Marianne Boesky Gallery is pleased to present a new body of work by Chicago-based artist William J. O’Brien that investigates the divide between personal and public memorials. The exhibition, titled The Protectors, will feature a selection of works on paper and bronze sculptures, marking the first time O’Brien is creating outdoor sculpture and working in bronze. The Protectors will be on view from January 5 – February 4, 2017 at the gallery’s 507 W. 24th Street space, and is the artist’s third solo exhibition with the gallery.
Within his highly varied oeuvre, O’Brien uses material experimentation and free-form creation to capture the emotion, psychology, and memory of a particular moment. His drawings, sculptures, and ceramics communicate and serve as an extension of the self. This ongoing quest for identity through artistic expression finds a new avenue in The Protectors, as O’Brien looks to bridge the disconnects between individual experience of struggle and perseverance and the public works intended to commemorate it.

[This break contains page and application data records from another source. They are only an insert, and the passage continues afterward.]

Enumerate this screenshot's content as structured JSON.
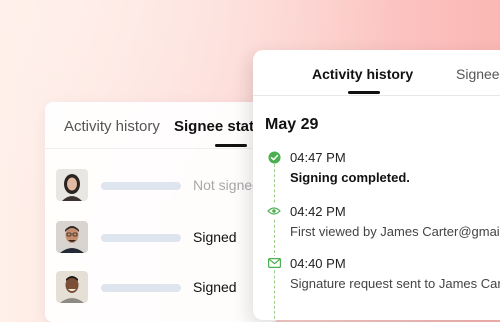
{
  "signee_card": {
    "tabs": [
      {
        "label": "Activity history"
      },
      {
        "label": "Signee status"
      }
    ],
    "signees": [
      {
        "status": "Not signed",
        "avatar": "woman-portrait-avatar"
      },
      {
        "status": "Signed",
        "avatar": "man-glasses-portrait-avatar"
      },
      {
        "status": "Signed",
        "avatar": "man-smiling-portrait-avatar"
      }
    ]
  },
  "activity_card": {
    "tabs": [
      {
        "label": "Activity history"
      },
      {
        "label": "Signee status"
      }
    ],
    "date": "May 29",
    "events": [
      {
        "time": "04:47 PM",
        "description": "Signing completed.",
        "icon": "check-circle-icon"
      },
      {
        "time": "04:42 PM",
        "description": "First viewed by James Carter@gmail.com",
        "icon": "eye-icon"
      },
      {
        "time": "04:40 PM",
        "description": "Signature request sent to James Carter@",
        "icon": "envelope-icon"
      }
    ]
  },
  "colors": {
    "accent_green": "#4caf50",
    "timeline_dash": "#9ccf8a",
    "placeholder_bar": "#dfe5ee"
  }
}
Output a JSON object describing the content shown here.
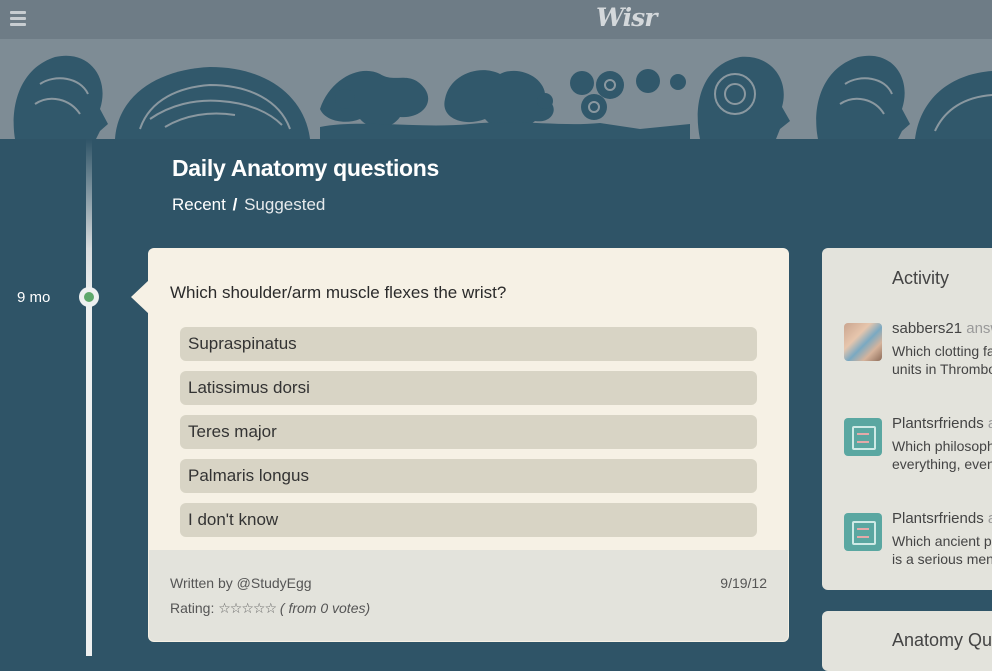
{
  "app": {
    "logo": "Wisr"
  },
  "header": {
    "title": "Daily Anatomy questions",
    "filter_active": "Recent",
    "filter_sep": "/",
    "filter_inactive": "Suggested"
  },
  "timeline": {
    "age": "9 mo"
  },
  "question": {
    "text": "Which shoulder/arm muscle flexes the wrist?",
    "answers": [
      "Supraspinatus",
      "Latissimus dorsi",
      "Teres major",
      "Palmaris longus",
      "I don't know"
    ],
    "author": "Written by @StudyEgg",
    "date": "9/19/12",
    "rating_label": "Rating:",
    "stars": "☆☆☆☆☆",
    "votes": "( from 0 votes)"
  },
  "activity": {
    "title": "Activity",
    "items": [
      {
        "user": "sabbers21",
        "verb": "answ",
        "line1": "Which clotting fa",
        "line2": "units in Thrombo",
        "avatar": "photo"
      },
      {
        "user": "Plantsrfriends",
        "verb": "a",
        "line1": "Which philosoph",
        "line2": "everything, even",
        "avatar": "plant"
      },
      {
        "user": "Plantsrfriends",
        "verb": "a",
        "line1": "Which ancient p",
        "line2": "is a serious men",
        "avatar": "plant"
      }
    ]
  },
  "quiz_panel": {
    "title": "Anatomy Qui"
  },
  "colors": {
    "background": "#2f5467",
    "topbar": "#6e7c86",
    "banner": "#7e8c95",
    "card": "#f6f1e5",
    "answer": "#d8d4c5",
    "accent_dot": "#5ea86b"
  },
  "icons": {
    "menu": "hamburger-menu-icon"
  }
}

Taking inspiration from the powerful imagery of the Mahakala, a deity in Tibetan Buddhism, O’Brien shapes his sculptures through organic patterning, the lines and curves flowing naturally in and out of each other. Images of wheels, spirals, and hands appear momentarily and then dissipate into themselves, defying figurative clarity and conveying a spiritual wildness. The tension between figuration and abstraction makes subtle reference to the internal and external push-and-pull that we so often feel as we move through and beyond personal and collective challenges. In this way, O’Brien’s bronzes reflect a common narrative that can be understood by a wide and diverse audience. At the same time, the sculpture’s totemic qualities and spiritual undertones offer potent opportunity for self-reflection and meditation.
The Protectors will also feature a selection of new works on paper, conceived from the same source content. The incorporation of the drawings produces a dramatic shift in scale and relationship to the viewer. The bronze sculptures, some life-sized, compel a physical engagement, while the works on paper, made in an array of cool, blue tones, suggest a more intimate and introspective experience. While presented indoors for this exhibition, the sculptures may be shown outside, furthering the inward and outward dichotomy and highlighting the vastly different visual and psychic affects of a single gesture across two media. Together, the works speak to the way we engage and respond to memorials that we encounter as well as the ones we may create.
“Memorials are a common attribute of public spaces, and they often represent a crucial moment or event—one that can alter or confront the way we perceive ourselves, culturally and historically. Yet, there is a dissonance between how monuments convey a collective whole and how different people might experience and process those same events,” said O’Brien. “These newest works are about humanizing the monument, so that it offers more opportunities to find personal meaning and also healing. For me the creative process has always been about giving voice to a particular emotion or happening, so it feels like a very natural evolution to explore public works as an expression of identity.”
A solo museum show of O’Brien’s work, curated by Joey Yates, will also be on view at KMAC Museum in Louisville, Kentucky, from January 21 – April 9, 2017.